- Emotional Rest - Emotional rest deficit is one parents or caregivers can relate to. They may often feel underappreciated or lonely. Having the space to express their feelings and being authentic to a loved one or therapist, or cutting back on pleasing people are ways to counter it.
- Social Rest - People who have an emotional rest deficit often have a social rest deficit as well. You must be able to differentiate between people who exhaust you and people who revive you. Surrounding yourself with positive and supportive people will give you the social rest you need. For example, after spending two weeks taking care of my family during our COVID quarantine, I felt the need to be around my friends who gave me a space to be at ease, laugh, and feel supported rather than constantly needed.
- Spiritual Rest - This is “the ability to connect beyond the physical and mental and feel a deep sense of belonging, love, acceptance and purpose.” You must engage in something greater than yourself by regularly praying, making dua (supplication), dhikr (remembrance of Allah), reciting and reflecting on the verses of the Quran, meditation, and/or engaging in community involvement. The latter, community involvement can take the form of volunteering at a soup kitchen, charity drive or town hall meeting to solve municipal issues, or even cleaning up the mosque and participating in its activities. Giving back to the community is always fulfilling.
I feel more fulfilled and rested once I have engaged in some of the SAVERS and one of the types of rest. Ever since I have learned about these types of rest, I regularly pinpoint which type of activity I need to do whenever I feel burnt out or feel the sense to retreat.
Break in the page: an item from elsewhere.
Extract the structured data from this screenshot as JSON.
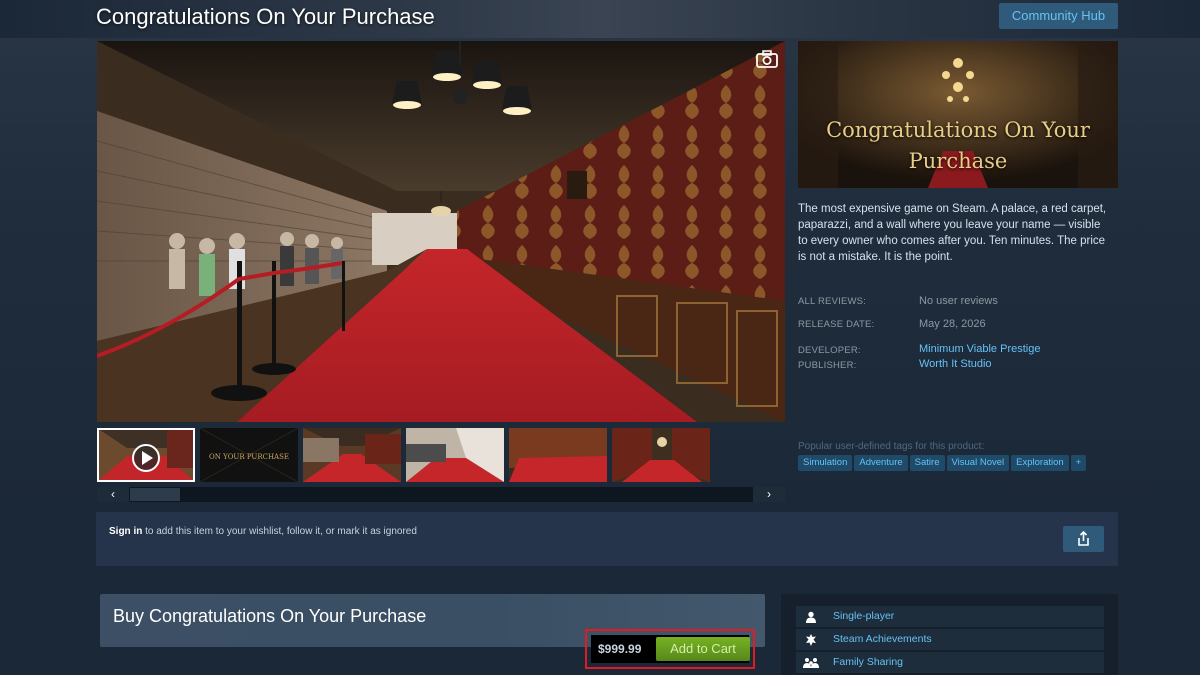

This has helped me to better meet my needs rather than taking a nap or aimlessly scrolling through social media when I get a free moment.
I hope you find what works for you in taking care of yourself as you definitely deserve all the rest you need to be there for the people who need you.
Sumayya Khan is a homeschooling mother of two and a teacher. She has worked with several Islamic schools and organizations in the last 10 years. She is currently studying the Qur’an through Al-Huda Institute. In her free time, she loves to spend time with her family and friends, play sports, enjoy nature, and read books. She currently resides with her family in Toronto, Canada.